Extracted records
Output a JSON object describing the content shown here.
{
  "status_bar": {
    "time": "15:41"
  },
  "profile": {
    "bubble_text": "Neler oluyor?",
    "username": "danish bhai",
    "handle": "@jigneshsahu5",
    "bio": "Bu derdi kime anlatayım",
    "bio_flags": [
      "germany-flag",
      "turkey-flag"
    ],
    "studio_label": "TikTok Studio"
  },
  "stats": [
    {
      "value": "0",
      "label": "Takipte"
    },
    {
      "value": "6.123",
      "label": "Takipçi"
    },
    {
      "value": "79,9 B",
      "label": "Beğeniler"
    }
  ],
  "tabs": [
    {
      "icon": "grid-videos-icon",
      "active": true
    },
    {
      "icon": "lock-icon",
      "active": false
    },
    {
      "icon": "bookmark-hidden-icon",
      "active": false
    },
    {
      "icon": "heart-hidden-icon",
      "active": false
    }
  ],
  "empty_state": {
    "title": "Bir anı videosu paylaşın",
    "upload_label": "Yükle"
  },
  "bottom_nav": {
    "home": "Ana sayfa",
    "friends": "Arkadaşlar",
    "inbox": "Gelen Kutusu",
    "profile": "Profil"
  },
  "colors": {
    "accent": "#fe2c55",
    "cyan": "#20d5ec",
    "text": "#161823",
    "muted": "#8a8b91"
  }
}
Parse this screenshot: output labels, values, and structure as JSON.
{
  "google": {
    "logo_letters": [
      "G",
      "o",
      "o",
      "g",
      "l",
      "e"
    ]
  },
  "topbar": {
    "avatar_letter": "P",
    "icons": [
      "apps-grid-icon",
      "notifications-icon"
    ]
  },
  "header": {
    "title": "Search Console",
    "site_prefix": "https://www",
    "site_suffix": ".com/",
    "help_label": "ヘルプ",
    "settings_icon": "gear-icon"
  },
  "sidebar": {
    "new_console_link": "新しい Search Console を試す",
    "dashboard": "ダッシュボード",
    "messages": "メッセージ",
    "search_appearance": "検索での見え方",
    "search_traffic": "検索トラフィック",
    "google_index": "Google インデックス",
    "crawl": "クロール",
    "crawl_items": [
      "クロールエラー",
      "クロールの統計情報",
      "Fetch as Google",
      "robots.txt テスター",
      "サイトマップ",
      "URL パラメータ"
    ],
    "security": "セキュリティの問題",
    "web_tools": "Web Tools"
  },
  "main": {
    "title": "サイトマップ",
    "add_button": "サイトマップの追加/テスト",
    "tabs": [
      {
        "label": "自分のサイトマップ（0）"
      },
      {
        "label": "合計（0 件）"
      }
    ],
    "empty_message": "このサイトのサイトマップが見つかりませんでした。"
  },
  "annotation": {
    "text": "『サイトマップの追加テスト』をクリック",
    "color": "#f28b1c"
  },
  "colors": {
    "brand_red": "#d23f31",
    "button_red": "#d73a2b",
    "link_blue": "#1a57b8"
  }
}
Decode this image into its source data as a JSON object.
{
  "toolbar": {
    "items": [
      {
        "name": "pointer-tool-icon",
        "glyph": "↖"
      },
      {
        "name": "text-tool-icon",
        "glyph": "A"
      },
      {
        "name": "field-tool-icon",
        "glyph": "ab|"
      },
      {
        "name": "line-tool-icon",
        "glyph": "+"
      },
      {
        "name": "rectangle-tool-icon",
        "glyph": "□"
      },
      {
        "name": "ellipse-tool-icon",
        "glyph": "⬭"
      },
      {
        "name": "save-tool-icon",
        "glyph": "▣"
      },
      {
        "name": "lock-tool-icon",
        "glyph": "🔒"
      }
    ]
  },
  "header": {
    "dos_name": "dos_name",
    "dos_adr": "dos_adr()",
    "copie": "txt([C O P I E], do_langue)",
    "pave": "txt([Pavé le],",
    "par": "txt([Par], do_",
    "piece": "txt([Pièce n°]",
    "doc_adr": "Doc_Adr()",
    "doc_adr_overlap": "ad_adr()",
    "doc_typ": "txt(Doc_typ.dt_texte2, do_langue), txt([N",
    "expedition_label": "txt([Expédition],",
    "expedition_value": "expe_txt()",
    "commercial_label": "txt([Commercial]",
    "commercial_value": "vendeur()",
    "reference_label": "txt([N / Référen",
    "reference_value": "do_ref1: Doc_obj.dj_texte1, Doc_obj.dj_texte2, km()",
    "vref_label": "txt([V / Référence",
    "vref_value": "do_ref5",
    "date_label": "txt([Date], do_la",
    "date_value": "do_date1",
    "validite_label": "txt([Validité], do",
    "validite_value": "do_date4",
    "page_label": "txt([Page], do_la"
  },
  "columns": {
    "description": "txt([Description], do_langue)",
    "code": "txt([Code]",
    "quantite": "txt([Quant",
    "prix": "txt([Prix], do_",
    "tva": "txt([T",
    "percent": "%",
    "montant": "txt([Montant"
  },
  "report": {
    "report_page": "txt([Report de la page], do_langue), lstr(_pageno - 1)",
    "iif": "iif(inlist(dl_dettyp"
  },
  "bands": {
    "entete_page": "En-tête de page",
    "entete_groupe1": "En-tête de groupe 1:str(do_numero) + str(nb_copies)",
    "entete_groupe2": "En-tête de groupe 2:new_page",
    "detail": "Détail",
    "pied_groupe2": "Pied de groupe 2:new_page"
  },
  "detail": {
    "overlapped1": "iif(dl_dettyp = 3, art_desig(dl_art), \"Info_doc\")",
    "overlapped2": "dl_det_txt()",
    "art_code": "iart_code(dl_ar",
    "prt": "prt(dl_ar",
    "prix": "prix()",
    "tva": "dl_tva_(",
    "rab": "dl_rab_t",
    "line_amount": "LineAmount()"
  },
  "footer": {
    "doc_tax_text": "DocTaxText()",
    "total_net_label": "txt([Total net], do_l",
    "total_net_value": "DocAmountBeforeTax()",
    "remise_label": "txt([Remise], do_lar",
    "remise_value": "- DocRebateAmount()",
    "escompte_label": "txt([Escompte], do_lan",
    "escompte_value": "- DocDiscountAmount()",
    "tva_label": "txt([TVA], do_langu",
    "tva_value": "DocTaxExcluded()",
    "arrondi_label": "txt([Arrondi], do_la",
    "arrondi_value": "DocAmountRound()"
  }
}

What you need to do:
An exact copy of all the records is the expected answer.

Output below:
Output a JSON object describing the content shown here.
{
  "status_bar": {
    "time": "15:41"
  },
  "profile": {
    "bubble_text": "Neler oluyor?",
    "username": "danish bhai",
    "handle": "@jigneshsahu5",
    "bio": "Bu derdi kime anlatayım",
    "bio_flags": [
      "germany-flag",
      "turkey-flag"
    ],
    "studio_label": "TikTok Studio"
  },
  "stats": [
    {
      "value": "0",
      "label": "Takipte"
    },
    {
      "value": "6.123",
      "label": "Takipçi"
    },
    {
      "value": "79,9 B",
      "label": "Beğeniler"
    }
  ],
  "tabs": [
    {
      "icon": "grid-videos-icon",
      "active": true
    },
    {
      "icon": "lock-icon",
      "active": false
    },
    {
      "icon": "bookmark-hidden-icon",
      "active": false
    },
    {
      "icon": "heart-hidden-icon",
      "active": false
    }
  ],
  "empty_state": {
    "title": "Bir anı videosu paylaşın",
    "upload_label": "Yükle"
  },
  "bottom_nav": {
    "home": "Ana sayfa",
    "friends": "Arkadaşlar",
    "inbox": "Gelen Kutusu",
    "profile": "Profil"
  },
  "colors": {
    "accent": "#fe2c55",
    "cyan": "#20d5ec",
    "text": "#161823",
    "muted": "#8a8b91"
  }
}
Parse this screenshot: output labels, values, and structure as JSON.
{
  "google": {
    "logo_letters": [
      "G",
      "o",
      "o",
      "g",
      "l",
      "e"
    ]
  },
  "topbar": {
    "avatar_letter": "P",
    "icons": [
      "apps-grid-icon",
      "notifications-icon"
    ]
  },
  "header": {
    "title": "Search Console",
    "site_prefix": "https://www",
    "site_suffix": ".com/",
    "help_label": "ヘルプ",
    "settings_icon": "gear-icon"
  },
  "sidebar": {
    "new_console_link": "新しい Search Console を試す",
    "dashboard": "ダッシュボード",
    "messages": "メッセージ",
    "search_appearance": "検索での見え方",
    "search_traffic": "検索トラフィック",
    "google_index": "Google インデックス",
    "crawl": "クロール",
    "crawl_items": [
      "クロールエラー",
      "クロールの統計情報",
      "Fetch as Google",
      "robots.txt テスター",
      "サイトマップ",
      "URL パラメータ"
    ],
    "security": "セキュリティの問題",
    "web_tools": "Web Tools"
  },
  "main": {
    "title": "サイトマップ",
    "add_button": "サイトマップの追加/テスト",
    "tabs": [
      {
        "label": "自分のサイトマップ（0）"
      },
      {
        "label": "合計（0 件）"
      }
    ],
    "empty_message": "このサイトのサイトマップが見つかりませんでした。"
  },
  "annotation": {
    "text": "『サイトマップの追加テスト』をクリック",
    "color": "#f28b1c"
  },
  "colors": {
    "brand_red": "#d23f31",
    "button_red": "#d73a2b",
    "link_blue": "#1a57b8"
  }
}
Decode this image into its source data as a JSON object.
{
  "toolbar": {
    "items": [
      {
        "name": "pointer-tool-icon",
        "glyph": "↖"
      },
      {
        "name": "text-tool-icon",
        "glyph": "A"
      },
      {
        "name": "field-tool-icon",
        "glyph": "ab|"
      },
      {
        "name": "line-tool-icon",
        "glyph": "+"
      },
      {
        "name": "rectangle-tool-icon",
        "glyph": "□"
      },
      {
        "name": "ellipse-tool-icon",
        "glyph": "⬭"
      },
      {
        "name": "save-tool-icon",
        "glyph": "▣"
      },
      {
        "name": "lock-tool-icon",
        "glyph": "🔒"
      }
    ]
  },
  "header": {
    "dos_name": "dos_name",
    "dos_adr": "dos_adr()",
    "copie": "txt([C O P I E], do_langue)",
    "pave": "txt([Pavé le],",
    "par": "txt([Par], do_",
    "piece": "txt([Pièce n°]",
    "doc_adr": "Doc_Adr()",
    "doc_adr_overlap": "ad_adr()",
    "doc_typ": "txt(Doc_typ.dt_texte2, do_langue), txt([N",
    "expedition_label": "txt([Expédition],",
    "expedition_value": "expe_txt()",
    "commercial_label": "txt([Commercial]",
    "commercial_value": "vendeur()",
    "reference_label": "txt([N / Référen",
    "reference_value": "do_ref1: Doc_obj.dj_texte1, Doc_obj.dj_texte2, km()",
    "vref_label": "txt([V / Référence",
    "vref_value": "do_ref5",
    "date_label": "txt([Date], do_la",
    "date_value": "do_date1",
    "validite_label": "txt([Validité], do",
    "validite_value": "do_date4",
    "page_label": "txt([Page], do_la"
  },
  "columns": {
    "description": "txt([Description], do_langue)",
    "code": "txt([Code]",
    "quantite": "txt([Quant",
    "prix": "txt([Prix], do_",
    "tva": "txt([T",
    "percent": "%",
    "montant": "txt([Montant"
  },
  "report": {
    "report_page": "txt([Report de la page], do_langue), lstr(_pageno - 1)",
    "iif": "iif(inlist(dl_dettyp"
  },
  "bands": {
    "entete_page": "En-tête de page",
    "entete_groupe1": "En-tête de groupe 1:str(do_numero) + str(nb_copies)",
    "entete_groupe2": "En-tête de groupe 2:new_page",
    "detail": "Détail",
    "pied_groupe2": "Pied de groupe 2:new_page"
  },
  "detail": {
    "overlapped1": "iif(dl_dettyp = 3, art_desig(dl_art), \"Info_doc\")",
    "overlapped2": "dl_det_txt()",
    "art_code": "iart_code(dl_ar",
    "prt": "prt(dl_ar",
    "prix": "prix()",
    "tva": "dl_tva_(",
    "rab": "dl_rab_t",
    "line_amount": "LineAmount()"
  },
  "footer": {
    "doc_tax_text": "DocTaxText()",
    "total_net_label": "txt([Total net], do_l",
    "total_net_value": "DocAmountBeforeTax()",
    "remise_label": "txt([Remise], do_lar",
    "remise_value": "- DocRebateAmount()",
    "escompte_label": "txt([Escompte], do_lan",
    "escompte_value": "- DocDiscountAmount()",
    "tva_label": "txt([TVA], do_langu",
    "tva_value": "DocTaxExcluded()",
    "arrondi_label": "txt([Arrondi], do_la",
    "arrondi_value": "DocAmountRound()"
  }
}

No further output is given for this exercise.